By Adam Vingan
Much has been made since Dale Hunter’s arrival as head coach over two weeks ago about the Washington Capitals shifting from Bruce Boudreau’s system to his, one that emphasizes responsible play in the defensive zone and a more aggressive, man-to-man-like defense. Yet, after a lopsided 5-1 loss to the Philadelphia Flyers Tuesday, Brooks Laich is tired of hearing the word “system.”
“Everyone talks around here about systems, systems, systems,” he said. “I don’t know if you really pay attention to the game because the mistakes are obvious and it’s not system play. It’s not a flawed system. It wasn’t that under Bruce and it’s not that under Dale. It’s not system flaw, structural flaw. It’s the execution.”
The Caps, 3-4-0 under Hunter, did anything but execute Tuesday as they allowed the Flyers to dictate the pace of the game, which allowed them to take advantage of sloppy defensive zone play and score at will. Once Scott Hartnell scored late in the first period to give Philadelphia a 1-0 lead, Washington’s downward spiral continued as a one-goal game turned into a four-goal deficit by the end of the second period. The Caps were getting signals crossed, screening Tomas Vokoun at inopportune times and failing to sustain any offensive pressure.

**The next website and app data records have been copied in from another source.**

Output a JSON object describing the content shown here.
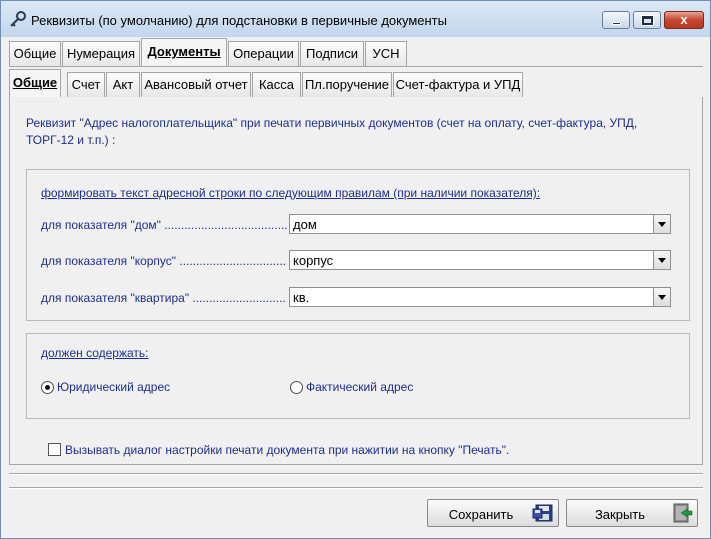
{
  "window": {
    "title": "Реквизиты (по умолчанию) для подстановки в первичные документы",
    "close_glyph": "x"
  },
  "tabs_main": [
    {
      "label": "Общие"
    },
    {
      "label": "Нумерация"
    },
    {
      "label": "Документы"
    },
    {
      "label": "Операции"
    },
    {
      "label": "Подписи"
    },
    {
      "label": "УСН"
    }
  ],
  "tabs_sub": [
    {
      "label": "Общие"
    },
    {
      "label": "Счет"
    },
    {
      "label": "Акт"
    },
    {
      "label": "Авансовый отчет"
    },
    {
      "label": "Касса"
    },
    {
      "label": "Пл.поручение"
    },
    {
      "label": "Счет-фактура и УПД"
    }
  ],
  "content": {
    "description": "Реквизит \"Адрес налогоплательщика\" при печати первичных документов (счет на оплату, счет-фактура, УПД, ТОРГ-12 и т.п.) :",
    "rules": {
      "title": "формировать текст адресной строки по следующим правилам (при наличии показателя):",
      "rows": [
        {
          "label": "для показателя \"дом\" ...................................................",
          "value": "дом"
        },
        {
          "label": "для показателя \"корпус\" ...................................................",
          "value": "корпус"
        },
        {
          "label": "для показателя \"квартира\" ...................................................",
          "value": "кв."
        }
      ]
    },
    "contains": {
      "title": "должен содержать:",
      "options": [
        {
          "label": "Юридический адрес",
          "selected": true
        },
        {
          "label": "Фактический адрес",
          "selected": false
        }
      ]
    },
    "print_dialog_checkbox": {
      "label": "Вызывать диалог настройки печати документа при нажитии на кнопку \"Печать\".",
      "checked": false
    }
  },
  "buttons": {
    "save_label": "Сохранить",
    "close_label": "Закрыть"
  },
  "icons": {
    "app": "key-icon",
    "save": "save-floppy-icon",
    "close": "exit-door-icon"
  },
  "colors": {
    "label_text": "#1c2e8c",
    "title_gradient_top": "#dbe8f6",
    "close_button": "#c8452f"
  }
}
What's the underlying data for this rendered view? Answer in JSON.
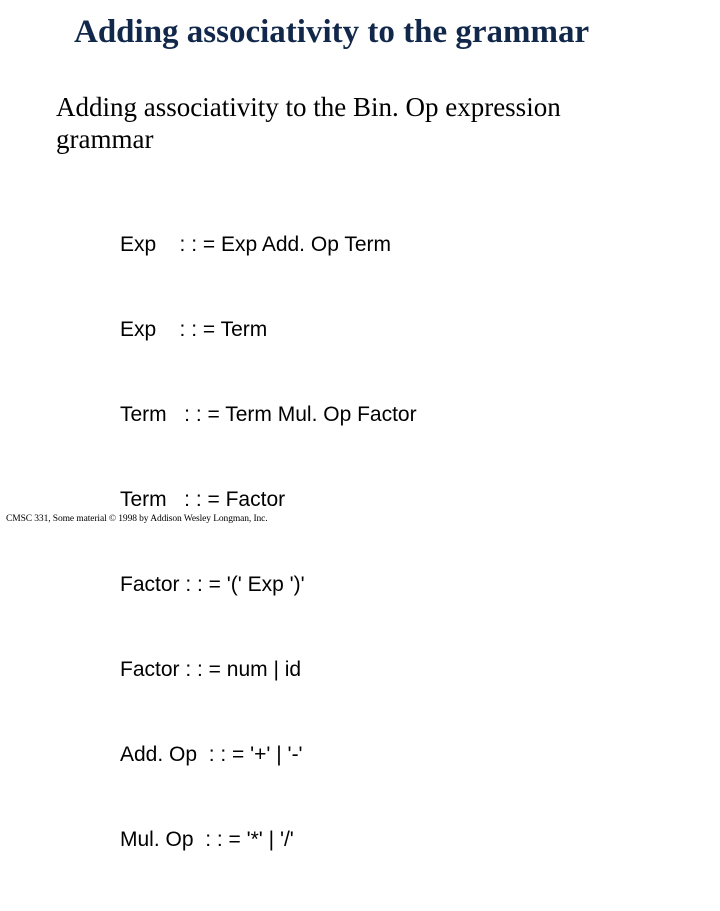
{
  "title": "Adding associativity to the grammar",
  "subtitle": "Adding associativity to the Bin. Op expression grammar",
  "grammar": {
    "lines": [
      "Exp    : : = Exp Add. Op Term",
      "Exp    : : = Term",
      "Term   : : = Term Mul. Op Factor",
      "Term   : : = Factor",
      "Factor : : = '(' Exp ')'",
      "Factor : : = num | id",
      "Add. Op  : : = '+' | '-'",
      "Mul. Op  : : = '*' | '/'"
    ]
  },
  "footer": "CMSC 331, Some material © 1998 by Addison Wesley Longman, Inc."
}
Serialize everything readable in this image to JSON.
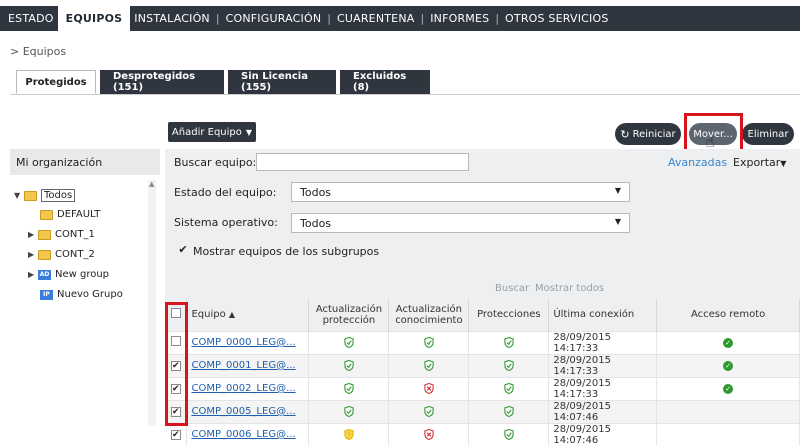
{
  "topnav": {
    "items": [
      "ESTADO",
      "EQUIPOS",
      "INSTALACIÓN",
      "CONFIGURACIÓN",
      "CUARENTENA",
      "INFORMES",
      "OTROS SERVICIOS"
    ],
    "separator": "|"
  },
  "breadcrumb": "> Equipos",
  "tabs": [
    "Protegidos",
    "Desprotegidos (151)",
    "Sin Licencia (155)",
    "Excluidos (8)"
  ],
  "toolbar": {
    "add_label": "Añadir Equipo",
    "restart_label": "Reiniciar",
    "move_label": "Mover...",
    "delete_label": "Eliminar"
  },
  "sidebar": {
    "title": "Mi organización",
    "tree": [
      "Todos",
      "DEFAULT",
      "CONT_1",
      "CONT_2",
      "New group",
      "Nuevo Grupo"
    ]
  },
  "filters": {
    "search_label": "Buscar equipo:",
    "advanced_label": "Avanzadas",
    "export_label": "Exportar",
    "status_label": "Estado del equipo:",
    "status_value": "Todos",
    "os_label": "Sistema operativo:",
    "os_value": "Todos",
    "subgroups_label": "Mostrar equipos de los subgrupos",
    "search_button": "Buscar",
    "show_all_button": "Mostrar todos"
  },
  "table": {
    "headers": [
      "Equipo",
      "Actualización protección",
      "Actualización conocimiento",
      "Protecciones",
      "Última conexión",
      "Acceso remoto"
    ],
    "rows": [
      {
        "name": "COMP_0000_LEG@...",
        "checked": false,
        "upd_prot": "ok",
        "upd_know": "ok",
        "prot": "ok",
        "last": "28/09/2015 14:17:33",
        "remote": true
      },
      {
        "name": "COMP_0001_LEG@...",
        "checked": true,
        "upd_prot": "ok",
        "upd_know": "ok",
        "prot": "ok",
        "last": "28/09/2015 14:17:33",
        "remote": true
      },
      {
        "name": "COMP_0002_LEG@...",
        "checked": true,
        "upd_prot": "ok",
        "upd_know": "error",
        "prot": "ok",
        "last": "28/09/2015 14:17:33",
        "remote": true
      },
      {
        "name": "COMP_0005_LEG@...",
        "checked": true,
        "upd_prot": "ok",
        "upd_know": "ok",
        "prot": "ok",
        "last": "28/09/2015 14:07:46",
        "remote": false
      },
      {
        "name": "COMP_0006_LEG@...",
        "checked": true,
        "upd_prot": "warning",
        "upd_know": "error",
        "prot": "ok",
        "last": "28/09/2015 14:07:46",
        "remote": false
      }
    ]
  },
  "colors": {
    "dark": "#2f363f",
    "ok": "#2e9a2e",
    "error": "#d23232",
    "warning": "#e6b800",
    "highlight": "#d7141b"
  }
}
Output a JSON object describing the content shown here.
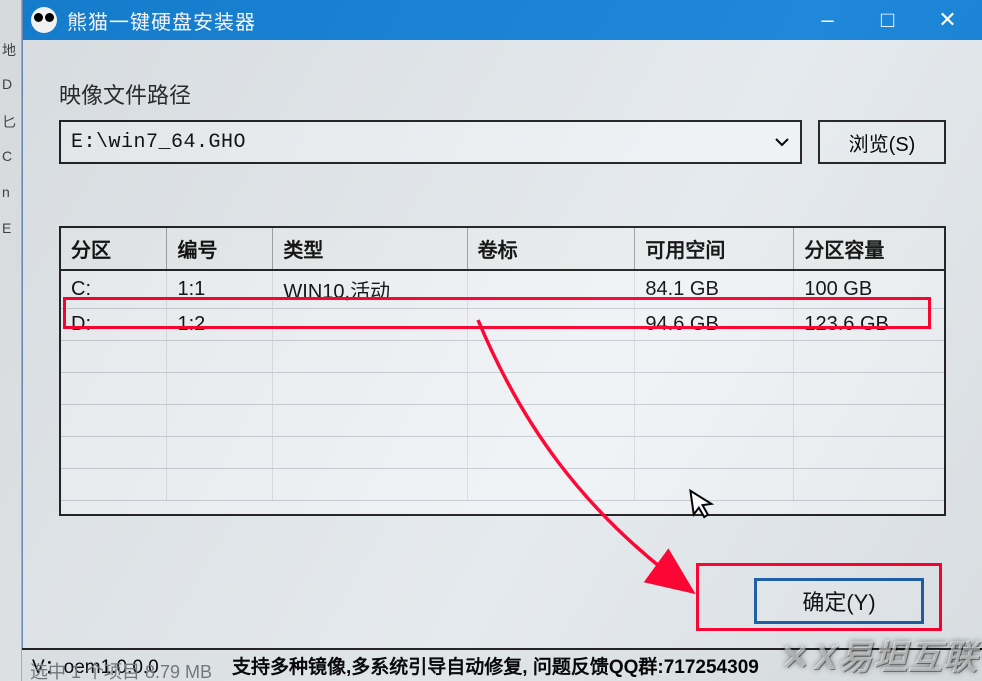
{
  "window": {
    "title": "熊猫一键硬盘安装器",
    "minimize_icon": "–",
    "maximize_icon": "□",
    "close_icon": "✕"
  },
  "path": {
    "label": "映像文件路径",
    "value": "E:\\win7_64.GHO",
    "browse_label": "浏览(S)"
  },
  "table": {
    "headers": {
      "partition": "分区",
      "number": "编号",
      "type": "类型",
      "label": "卷标",
      "free": "可用空间",
      "capacity": "分区容量"
    },
    "rows": [
      {
        "partition": "C:",
        "number": "1:1",
        "type": "WIN10,活动",
        "label": "",
        "free": "84.1 GB",
        "capacity": "100 GB"
      },
      {
        "partition": "D:",
        "number": "1:2",
        "type": "",
        "label": "",
        "free": "94.6 GB",
        "capacity": "123.6 GB"
      }
    ]
  },
  "ok_label": "确定(Y)",
  "status": {
    "version": "V：oem1.0.0.0",
    "message": "支持多种镜像,多系统引导自动修复, 问题反馈QQ群:717254309"
  },
  "below_text": "选中 1 个项目  8.79 MB",
  "watermark": "X易坦互联",
  "colors": {
    "titlebar": "#1683d8",
    "annotation": "#ff0030",
    "ok_border": "#1d5fa8"
  }
}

If one play was a microcosm of Tuesday’s lackluster effort, it was the play that ultimately led to Maxime Talbot’s goal. Sensing urgency, Alex Ovechkin decided to do things by himself as he is known to do in desperation. Braydon Coburn pinned him against the boards and the loose puck came to James van Riemsdyk, who passed it to Talbot for the eventual goal. Ovechkin was several steps behind Talbot as he went to shoot and did not make any effort to get back into position.
With a two-game road trip ahead, Laich hopes that the Caps dig deep and find the drive to win.
“I want to see our work ethic through the roof, is what I want to see,” he said. “I want to see desire. People want to point fingers at systems and this and that, but you can’t execute anything without work ethic, so I want to see our work ethic skyrocket, see everybody hustle, see everybody compete, skate, shoot the puck, attack the net, be hard to play against. Do that sort of stuff, be physical. If you do that sort of stuff, you’re a tough team to play against.”
Laich added that Washington has been inconsistent lately, especially under Hunter’s watch. After a strong effort in defeat to the Pittsburgh Penguins December 1 and a 3-2 overtime win over the Ottawa Senators December 3, the Caps took a step back in a 5-4 loss the Florida Panthers December 5. In similar fashion, after two straight, hard-fought wins over the Senators and Toronto Maple Leafs last week, the Caps fell short against the Flyers.
Washington will get a chance to establish some consistency Thursday against the Winnipeg Jets, a team that embarrassed them in a 4-1 loss November 17 at MTS Centre. The Caps have since exacted revenge in a 4-3 overtime win November 23, but they are looking up at both the Jets and Florida Panthers in the Southeast Division standings. Without a winning streak of three or more games to their credit since their season-opening seven-game streak, the Caps know how important games – especially divisional games – are at a time like this.
“Standings can change within a week drastically, but we don’t want to be winning two, losing two,” John Erskine said. “We want to put together a little streak here. Some teams are so close. This is the time of year where you have to bear down and get those points.”
“It’s big,” Karl Alzner said. “We obviously want to get a win in that building after the last time we played there and redeem ourselves for our last game against the Flyers. It’s important, all these Southeast Division games, especially with us not being at the top, coming in and out of playoff spots, we have to win these games now. It’s not a matter of wanting to. It’s necessary. We’ve got to recognize the situation that we’re in and go out there and get it. We have no opportunity to coast into the playoffs now. It’s something that’s going to be a battle right to the end.”